Thornham / Henniker Memorial Home for Boys, Gislingham, Eye, Suffolk

In 1870-1, a cottage hospital was erected at at Mellis Road, Gislingham, near Eye. The cost of the establishment was funded by Lord Henniker (John Henniker-Major) — local land-owner, MP, first chairman of East Suffolk County Council and Lord-in-Waiting to Queen Victoria. Thornham Memorial Cottage Hospital, as it was known, commemorated Lord Henniker's late father and the family home, Thornham Hall.

The hospital appears not to have received sufficient use to justify its continuation and in 1891 the premises were donated to the Waifs and Strays Society, and became known as the Thornham Memorial Home for Boys. In around 1900, however, the establishment was renamed the Henniker Memorial Home, commemorating its benefactor. The home could accommodate up to nine boys aged from 6 to 12 years.
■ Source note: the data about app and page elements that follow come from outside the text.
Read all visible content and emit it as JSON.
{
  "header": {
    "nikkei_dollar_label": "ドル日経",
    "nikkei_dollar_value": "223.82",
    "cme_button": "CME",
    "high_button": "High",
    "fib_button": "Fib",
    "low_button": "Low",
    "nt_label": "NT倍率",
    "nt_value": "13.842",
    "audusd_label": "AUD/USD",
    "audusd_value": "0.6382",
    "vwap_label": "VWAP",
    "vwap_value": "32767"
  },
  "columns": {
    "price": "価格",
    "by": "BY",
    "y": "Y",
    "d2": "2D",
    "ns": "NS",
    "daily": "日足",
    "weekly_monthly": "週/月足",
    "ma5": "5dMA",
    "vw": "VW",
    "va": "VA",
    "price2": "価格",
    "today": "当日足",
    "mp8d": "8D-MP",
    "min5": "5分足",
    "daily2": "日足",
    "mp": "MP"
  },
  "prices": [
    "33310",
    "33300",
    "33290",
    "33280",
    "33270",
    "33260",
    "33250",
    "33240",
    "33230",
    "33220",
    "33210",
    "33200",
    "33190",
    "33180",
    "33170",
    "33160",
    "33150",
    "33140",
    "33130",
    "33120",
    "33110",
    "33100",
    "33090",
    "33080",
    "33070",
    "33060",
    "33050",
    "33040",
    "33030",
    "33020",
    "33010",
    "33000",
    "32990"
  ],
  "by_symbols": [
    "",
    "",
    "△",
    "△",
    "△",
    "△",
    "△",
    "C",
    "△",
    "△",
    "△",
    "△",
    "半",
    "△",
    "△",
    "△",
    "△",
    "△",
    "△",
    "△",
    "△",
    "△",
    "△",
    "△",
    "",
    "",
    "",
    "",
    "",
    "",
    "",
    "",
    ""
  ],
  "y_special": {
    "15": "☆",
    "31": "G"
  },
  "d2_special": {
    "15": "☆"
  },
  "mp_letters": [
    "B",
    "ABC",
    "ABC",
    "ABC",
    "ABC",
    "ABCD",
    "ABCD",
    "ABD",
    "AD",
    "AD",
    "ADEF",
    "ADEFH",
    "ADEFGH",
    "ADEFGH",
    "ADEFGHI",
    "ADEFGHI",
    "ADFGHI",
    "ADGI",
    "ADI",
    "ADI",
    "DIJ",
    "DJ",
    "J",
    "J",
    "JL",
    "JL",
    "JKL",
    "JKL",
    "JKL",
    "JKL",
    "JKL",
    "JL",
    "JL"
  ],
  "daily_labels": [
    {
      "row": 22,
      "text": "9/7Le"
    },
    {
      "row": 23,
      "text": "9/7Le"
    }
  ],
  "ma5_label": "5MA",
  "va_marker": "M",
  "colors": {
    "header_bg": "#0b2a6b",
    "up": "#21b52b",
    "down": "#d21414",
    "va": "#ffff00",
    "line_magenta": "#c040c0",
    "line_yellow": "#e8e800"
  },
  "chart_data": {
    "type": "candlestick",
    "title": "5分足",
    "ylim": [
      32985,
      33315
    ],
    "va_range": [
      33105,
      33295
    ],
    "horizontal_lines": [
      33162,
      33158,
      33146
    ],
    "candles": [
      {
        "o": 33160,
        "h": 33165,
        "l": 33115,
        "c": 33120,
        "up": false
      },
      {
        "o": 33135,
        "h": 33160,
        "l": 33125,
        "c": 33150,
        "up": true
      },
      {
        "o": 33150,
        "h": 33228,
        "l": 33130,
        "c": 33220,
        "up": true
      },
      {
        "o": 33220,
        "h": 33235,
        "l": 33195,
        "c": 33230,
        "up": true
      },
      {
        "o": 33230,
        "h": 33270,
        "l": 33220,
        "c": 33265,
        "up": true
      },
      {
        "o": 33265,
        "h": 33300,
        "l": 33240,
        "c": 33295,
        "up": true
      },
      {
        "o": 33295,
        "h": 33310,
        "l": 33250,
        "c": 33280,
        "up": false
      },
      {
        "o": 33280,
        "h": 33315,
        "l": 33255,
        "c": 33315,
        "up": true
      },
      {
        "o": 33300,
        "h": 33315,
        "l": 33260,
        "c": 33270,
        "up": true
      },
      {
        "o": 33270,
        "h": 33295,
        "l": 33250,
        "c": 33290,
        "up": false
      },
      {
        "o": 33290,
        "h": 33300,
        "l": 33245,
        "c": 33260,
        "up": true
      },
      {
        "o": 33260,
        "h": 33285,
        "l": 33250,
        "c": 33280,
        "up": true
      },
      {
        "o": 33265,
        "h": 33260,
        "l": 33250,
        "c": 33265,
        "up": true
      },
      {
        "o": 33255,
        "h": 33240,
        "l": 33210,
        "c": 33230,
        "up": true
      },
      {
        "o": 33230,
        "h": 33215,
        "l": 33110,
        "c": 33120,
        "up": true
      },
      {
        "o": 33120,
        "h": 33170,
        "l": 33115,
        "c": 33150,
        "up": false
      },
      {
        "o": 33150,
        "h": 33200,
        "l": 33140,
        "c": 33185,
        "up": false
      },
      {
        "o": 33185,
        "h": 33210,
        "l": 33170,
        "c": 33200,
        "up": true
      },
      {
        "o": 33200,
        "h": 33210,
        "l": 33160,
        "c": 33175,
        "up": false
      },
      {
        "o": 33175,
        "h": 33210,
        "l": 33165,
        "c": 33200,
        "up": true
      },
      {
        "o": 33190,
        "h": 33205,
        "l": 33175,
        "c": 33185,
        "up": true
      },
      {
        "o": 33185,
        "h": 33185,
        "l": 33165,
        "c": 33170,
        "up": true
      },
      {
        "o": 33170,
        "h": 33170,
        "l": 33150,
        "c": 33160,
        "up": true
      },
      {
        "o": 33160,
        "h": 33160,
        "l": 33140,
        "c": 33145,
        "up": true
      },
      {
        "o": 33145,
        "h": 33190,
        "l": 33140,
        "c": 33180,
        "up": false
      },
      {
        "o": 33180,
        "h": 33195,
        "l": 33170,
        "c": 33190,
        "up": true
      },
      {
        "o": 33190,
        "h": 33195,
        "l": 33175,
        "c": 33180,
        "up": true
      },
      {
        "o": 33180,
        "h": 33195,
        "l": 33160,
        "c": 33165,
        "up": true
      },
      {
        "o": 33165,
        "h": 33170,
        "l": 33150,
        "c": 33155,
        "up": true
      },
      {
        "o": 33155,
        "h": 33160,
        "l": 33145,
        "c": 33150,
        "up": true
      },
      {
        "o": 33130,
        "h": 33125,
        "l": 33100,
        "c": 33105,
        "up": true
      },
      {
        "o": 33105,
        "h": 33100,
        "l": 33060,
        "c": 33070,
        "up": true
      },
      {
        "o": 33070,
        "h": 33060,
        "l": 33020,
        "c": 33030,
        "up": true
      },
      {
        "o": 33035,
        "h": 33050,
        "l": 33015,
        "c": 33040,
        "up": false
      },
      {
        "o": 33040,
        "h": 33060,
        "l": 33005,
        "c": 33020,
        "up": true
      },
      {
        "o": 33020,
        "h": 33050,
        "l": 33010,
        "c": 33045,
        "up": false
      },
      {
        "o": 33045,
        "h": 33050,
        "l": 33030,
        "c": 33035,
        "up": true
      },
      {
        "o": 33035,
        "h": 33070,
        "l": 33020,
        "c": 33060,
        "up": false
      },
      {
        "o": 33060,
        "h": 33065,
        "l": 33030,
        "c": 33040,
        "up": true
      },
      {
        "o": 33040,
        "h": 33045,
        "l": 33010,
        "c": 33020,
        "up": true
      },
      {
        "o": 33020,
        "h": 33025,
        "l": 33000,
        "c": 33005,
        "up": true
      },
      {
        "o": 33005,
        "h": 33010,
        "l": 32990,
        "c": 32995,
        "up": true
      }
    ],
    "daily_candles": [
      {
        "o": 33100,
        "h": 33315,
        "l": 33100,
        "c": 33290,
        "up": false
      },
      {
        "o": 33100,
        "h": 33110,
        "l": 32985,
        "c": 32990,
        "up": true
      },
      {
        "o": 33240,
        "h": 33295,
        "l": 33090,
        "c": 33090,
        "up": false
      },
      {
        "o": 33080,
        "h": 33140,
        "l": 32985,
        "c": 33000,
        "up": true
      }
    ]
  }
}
The home closed in 1901, at which date the matron was Miss Annie Cooke, assisted by her sister Elizabeth.


Note: many repositories impose a closure period of up to 100 years for records identifying individuals. Before travelling a long distance, always check that the records you want to consult will be available.


  • Bowder, Bill Children First: a photo-history of England's children in need (1980, Mowbray)
  • Church of England Waifs and Strays' Society [Rudolfe, Edward de Montjoie] The First Forty Years: a chronicle of the Church of England Waifs and Strays' Society 1881-1920 (1922, Church of England Waifs and Strays' Society / S.P.C.K.)
  • Rudolf, Mildred de Montjoie Everybody's Children: the story of the Church of England Children's Society 1921-1948 (1950, OUP)
  • Stroud, John Thirteen Penny Stamps: the story of the Church of England Children's Society (Waifs and Strays) from 1881 to the 1970s (1971, Hodder and Stoughton)
  • Morris, Lester The Violets Are Mine: Tales of an Unwanted Orphan (2011, Xlibris Corporation) — memoir of a boy growing up in several of the Society's homes (Princes Risborough, Ashdon, Hunstanton, Leicester) in the 1940s and 50s.